During the campaign, Trump was an outspoken advocate of the Second Amendment right to bear arms, at one point drawing a hail of criticism by suggesting that, if Clinton were elected, gun rights advocates could stop her from winning confirmation of liberal Supreme Court justices who support gun control laws.
“If she gets to pick her judges, nothing you can do folks,” Trump said at a rally in August 2016. “Although the Second Amendment people, maybe there is, I don’t know.”
Spanish authorities tag Torshin for money laundering
Torshin, a leading figure in Putin’s party, has been implicated in money laundering by judicial authorities in Spain, as Bloomberg News first revealed in 2016. Spanish investigators alleged in an almost 500-page internal report that Torshin, who was then a senator, capitalized on his government role to assist mobsters laundering funds through Spanish properties and banks, Bloomberg reported
A summary obtained by McClatchy of the still-secret report links Torshin to Russian money laundering and describes him as a godfather in a major Russian criminal organization called Taganskaya.
Investigators for three congressional committees probing Russia’s 2016 operations also have shown interest in Torshin, a lifetime NRA member who has attended several of its annual conventions. At the group’s meeting in Kentucky in May 2016, Torshin spoke to Donald Trump Jr. during a gala event at the group’s national gathering in Kentucky in May 2016, when his father won an earlier-than-usual NRA presidential endorsement.

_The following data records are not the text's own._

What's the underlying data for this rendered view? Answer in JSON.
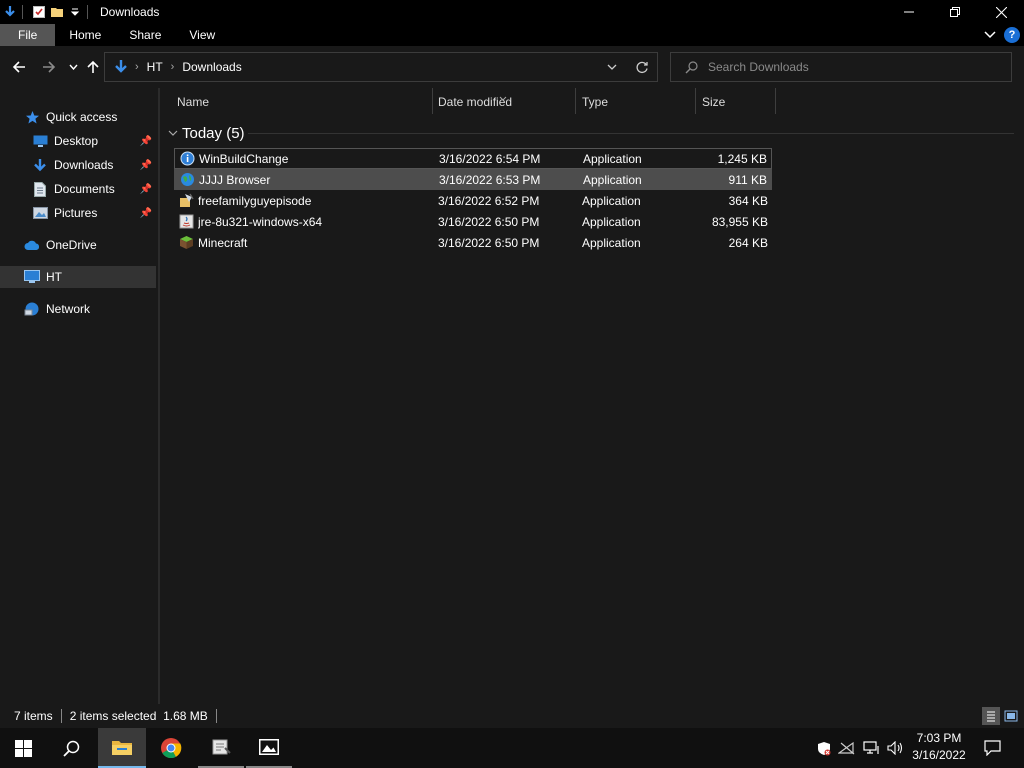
{
  "window": {
    "title": "Downloads"
  },
  "ribbon": {
    "tabs": [
      "File",
      "Home",
      "Share",
      "View"
    ]
  },
  "address": {
    "crumbs": [
      "HT",
      "Downloads"
    ]
  },
  "search": {
    "placeholder": "Search Downloads"
  },
  "sidebar": {
    "items": [
      {
        "label": "Quick access",
        "icon": "star-icon"
      },
      {
        "label": "Desktop",
        "icon": "desktop-icon",
        "pinned": true
      },
      {
        "label": "Downloads",
        "icon": "download-arrow-icon",
        "pinned": true
      },
      {
        "label": "Documents",
        "icon": "document-icon",
        "pinned": true
      },
      {
        "label": "Pictures",
        "icon": "pictures-icon",
        "pinned": true
      },
      {
        "label": "OneDrive",
        "icon": "cloud-icon"
      },
      {
        "label": "HT",
        "icon": "computer-icon",
        "selected": true
      },
      {
        "label": "Network",
        "icon": "network-icon"
      }
    ]
  },
  "columns": {
    "name": "Name",
    "date": "Date modified",
    "type": "Type",
    "size": "Size"
  },
  "group": {
    "label": "Today (5)"
  },
  "files": [
    {
      "name": "WinBuildChange",
      "date": "3/16/2022 6:54 PM",
      "type": "Application",
      "size": "1,245 KB",
      "icon": "info-app-icon"
    },
    {
      "name": "JJJJ Browser",
      "date": "3/16/2022 6:53 PM",
      "type": "Application",
      "size": "911 KB",
      "icon": "globe-icon"
    },
    {
      "name": "freefamilyguyepisode",
      "date": "3/16/2022 6:52 PM",
      "type": "Application",
      "size": "364 KB",
      "icon": "installer-icon"
    },
    {
      "name": "jre-8u321-windows-x64",
      "date": "3/16/2022 6:50 PM",
      "type": "Application",
      "size": "83,955 KB",
      "icon": "java-installer-icon"
    },
    {
      "name": "Minecraft",
      "date": "3/16/2022 6:50 PM",
      "type": "Application",
      "size": "264 KB",
      "icon": "grass-block-icon"
    }
  ],
  "status": {
    "count": "7 items",
    "selection": "2 items selected  1.68 MB"
  },
  "clock": {
    "time": "7:03 PM",
    "date": "3/16/2022"
  },
  "colors": {
    "accent": "#1a6fd6",
    "selected_row": "#4d4d4d",
    "background": "#191919"
  }
}
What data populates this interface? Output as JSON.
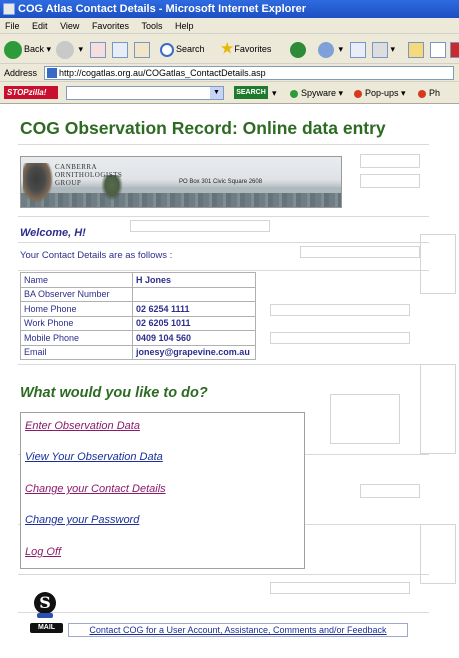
{
  "window": {
    "title": "COG Atlas Contact Details - Microsoft Internet Explorer"
  },
  "menubar": {
    "items": [
      "File",
      "Edit",
      "View",
      "Favorites",
      "Tools",
      "Help"
    ]
  },
  "toolbar": {
    "back": "Back",
    "search": "Search",
    "favorites": "Favorites"
  },
  "address": {
    "label": "Address",
    "url": "http://cogatlas.org.au/COGatlas_ContactDetails.asp"
  },
  "linkbar": {
    "logo": "STOPzilla!",
    "search_btn": "SEARCH",
    "spyware": "Spyware",
    "popups": "Pop-ups",
    "ph": "Ph"
  },
  "page": {
    "title": "COG Observation Record: Online data entry",
    "banner": {
      "org_line1": "CANBERRA",
      "org_line2": "ORNITHOLOGISTS",
      "org_line3": "GROUP",
      "po_box": "PO Box 301 Civic Square 2608"
    },
    "welcome": "Welcome, H!",
    "contact_intro": "Your Contact Details are as follows :",
    "contact_rows": [
      {
        "label": "Name",
        "value": "H Jones"
      },
      {
        "label": "BA Observer Number",
        "value": ""
      },
      {
        "label": "Home Phone",
        "value": "02 6254 1111"
      },
      {
        "label": "Work Phone",
        "value": "02 6205 1011"
      },
      {
        "label": "Mobile Phone",
        "value": "0409 104 560"
      },
      {
        "label": "Email",
        "value": "jonesy@grapevine.com.au"
      }
    ],
    "question": "What would you like to do?",
    "menu": [
      {
        "label": "Enter Observation Data",
        "color": "#8b1a6b"
      },
      {
        "label": "View Your Observation Data",
        "color": "#1a2f9b"
      },
      {
        "label": "Change your Contact Details",
        "color": "#8b1a6b"
      },
      {
        "label": "Change your Password",
        "color": "#1a2f9b"
      },
      {
        "label": "Log Off",
        "color": "#8b1a6b"
      }
    ],
    "mail_badge": "MAIL",
    "footer_link": "Contact COG for a User Account, Assistance, Comments and/or Feedback"
  },
  "colors": {
    "title_green": "#2d6b23",
    "text_navy": "#2d2d8c",
    "ie_blue": "#1d4fc2"
  }
}
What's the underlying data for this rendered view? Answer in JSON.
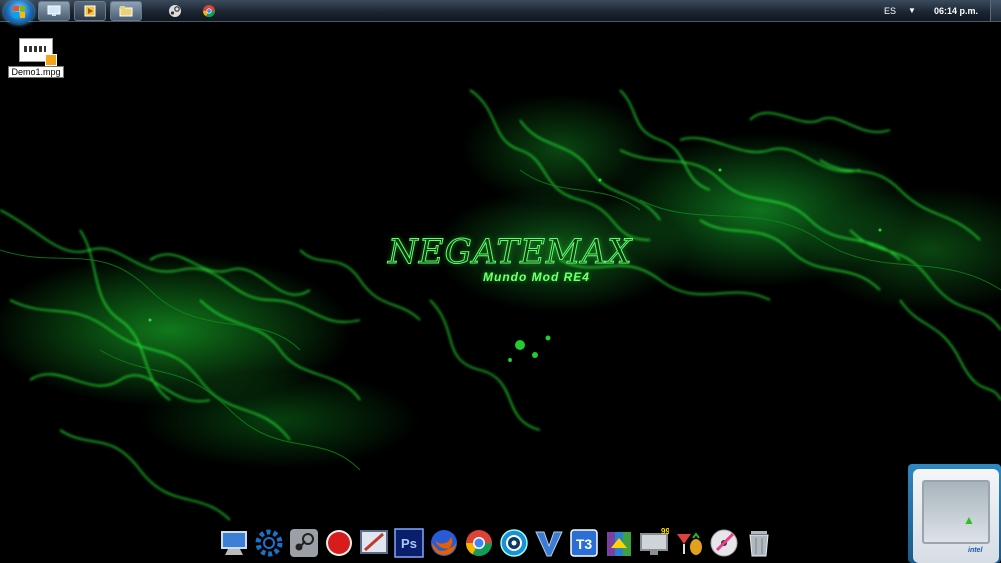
{
  "taskbar": {
    "start_icon": "windows-orb-icon",
    "pinned": [
      {
        "name": "show-desktop-window",
        "icon": "monitor-icon",
        "active": true
      },
      {
        "name": "media-player",
        "icon": "media-icon",
        "active": false
      },
      {
        "name": "explorer",
        "icon": "folder-icon",
        "active": true
      }
    ],
    "quick": [
      {
        "name": "steam",
        "icon": "steam-icon"
      },
      {
        "name": "chrome",
        "icon": "chrome-icon"
      }
    ],
    "language": "ES",
    "clock": "06:14 p.m."
  },
  "desktop": {
    "icons": [
      {
        "label": "Demo1.mpg",
        "icon": "video-file-icon"
      }
    ]
  },
  "wallpaper": {
    "title": "NEGATEMAX",
    "subtitle": "Mundo Mod RE4",
    "accent": "#2bff3a"
  },
  "dock": {
    "items": [
      {
        "name": "computer",
        "icon": "computer-icon",
        "color": "#3b7fd6"
      },
      {
        "name": "settings",
        "icon": "gear-icon",
        "color": "#1a73c8"
      },
      {
        "name": "steam",
        "icon": "steam-icon",
        "color": "#9aa0a6"
      },
      {
        "name": "record",
        "icon": "record-icon",
        "color": "#d81b1b"
      },
      {
        "name": "screen-tool",
        "icon": "screen-tool-icon",
        "color": "#5c6b8a"
      },
      {
        "name": "photoshop",
        "icon": "photoshop-icon",
        "color": "#0a1e6b"
      },
      {
        "name": "firefox",
        "icon": "firefox-icon",
        "color": "#e66000"
      },
      {
        "name": "chrome",
        "icon": "chrome-icon",
        "color": "#34a853"
      },
      {
        "name": "media-center",
        "icon": "media-center-icon",
        "color": "#1d8ed8"
      },
      {
        "name": "vegas",
        "icon": "vegas-icon",
        "color": "#3a7bd5"
      },
      {
        "name": "t3",
        "icon": "t3-icon",
        "color": "#2a6fd6"
      },
      {
        "name": "winrar",
        "icon": "archive-icon",
        "color": "#7b3fa0"
      },
      {
        "name": "display",
        "icon": "monitor-icon",
        "color": "#8a8f94"
      },
      {
        "name": "drinks",
        "icon": "cocktail-icon",
        "color": "#e0a020"
      },
      {
        "name": "disc-burner",
        "icon": "disc-icon",
        "color": "#c9c9c9"
      },
      {
        "name": "recycle-bin",
        "icon": "recycle-bin-icon",
        "color": "#b0b8c0"
      }
    ]
  },
  "gadget": {
    "icon": "cpu-meter-icon",
    "brand": "intel"
  }
}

An FBI spokesman declined to comment on the investigation.
The NRA did not immediately respond to requests for comment.
Torshin could not be reached for comment, and emails to the Russian central bank seeking comment from Torshin and the bank elicited no response.
Mueller’s investigation has been edging closer to Trump’s inner circle. This week, The New York Times reported that Mueller had negotiated an agreement under which Steve Bannon, who was recently ousted from his post as a senior White House adviser, would fully respond to questions about the Trump campaign. Bannon headed the campaign over its final weeks.
Since taking over the investigation last May, Mueller has secured guilty pleas from two former Trump aides, former National Security Adviser Michael Flynn and former campaign foreign policy adviser George Papadopoulos, both of whom agreed to cooperate with prosecutors; and criminal charges against two other top campaign figures, former campaign Chairman Paul Manafort and his deputy, Rick Gates.